It is not very hard to see why mainstream America keeps belittling Noam Chomsky as an “extremist”:
“On the eve of the 2000 elections, about 75% of the electorate regarded it as a game played by rich contributors, party managers, and the PR industry, which trains candidates to project images and produce meaningless phrases that might win some votes. Very likely, that is why the population paid little attention to the ‘stolen election’ that greatly exercised educated sectors. And it is why they are likely to pay little attention to campaigns about alleged fraud in 2004. If one is flipping a coin to pick the King, it is of no great concern if the coin is biased.

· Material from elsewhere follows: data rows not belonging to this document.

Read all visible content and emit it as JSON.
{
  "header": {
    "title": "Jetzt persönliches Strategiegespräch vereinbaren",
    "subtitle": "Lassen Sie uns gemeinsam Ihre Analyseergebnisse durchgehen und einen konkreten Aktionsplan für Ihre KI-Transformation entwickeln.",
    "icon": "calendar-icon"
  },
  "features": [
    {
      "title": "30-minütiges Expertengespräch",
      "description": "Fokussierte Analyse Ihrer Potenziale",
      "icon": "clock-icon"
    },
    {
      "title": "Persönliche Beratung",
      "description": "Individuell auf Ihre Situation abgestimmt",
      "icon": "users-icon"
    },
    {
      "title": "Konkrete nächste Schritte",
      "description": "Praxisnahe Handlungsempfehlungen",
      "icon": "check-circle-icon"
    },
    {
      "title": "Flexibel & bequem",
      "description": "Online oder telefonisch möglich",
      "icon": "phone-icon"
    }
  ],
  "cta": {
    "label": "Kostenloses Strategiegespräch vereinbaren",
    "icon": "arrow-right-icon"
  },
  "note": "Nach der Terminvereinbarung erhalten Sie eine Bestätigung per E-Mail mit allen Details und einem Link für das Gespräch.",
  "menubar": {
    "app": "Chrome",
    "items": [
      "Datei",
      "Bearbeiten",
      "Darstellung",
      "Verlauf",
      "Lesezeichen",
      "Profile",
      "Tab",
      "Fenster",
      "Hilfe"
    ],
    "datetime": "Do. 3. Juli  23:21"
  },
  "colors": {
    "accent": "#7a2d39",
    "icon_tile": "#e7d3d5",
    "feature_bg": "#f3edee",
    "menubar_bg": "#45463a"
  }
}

“In 2000, ‘issue awareness’ - knowledge of the stands of the candidate-producing organizations on issues - reached an all-time low. Currently available evidence suggests it may have been even lower in 2004. About 10% of voters said their choice would be based on the candidate’s ‘agendas/ideas/platforms/goals’; 6% for Bush voters, 13% for Kerry voters (Gallup). The rest would vote for what the industry calls ‘qualities’ or ‘values,’ which are the political counterpart to toothpaste ads. The most careful studies (PIPA) found that voters had little idea of the stand of the candidates on matters that concerned them. Bush voters tended to believe that he shared their beliefs, even though the Republican Party rejected them, often explicitly. Investigating the sources used in the studies, we find that the same was largely true of Kerry voters, unless we give highly sympathetic interpretations to vague statements that most voters had probably never heard.” (my emphasis)
Needless to say, this essay about the 2004 election contains more useful information and meaningful analysis than anything else I’ve seen so far.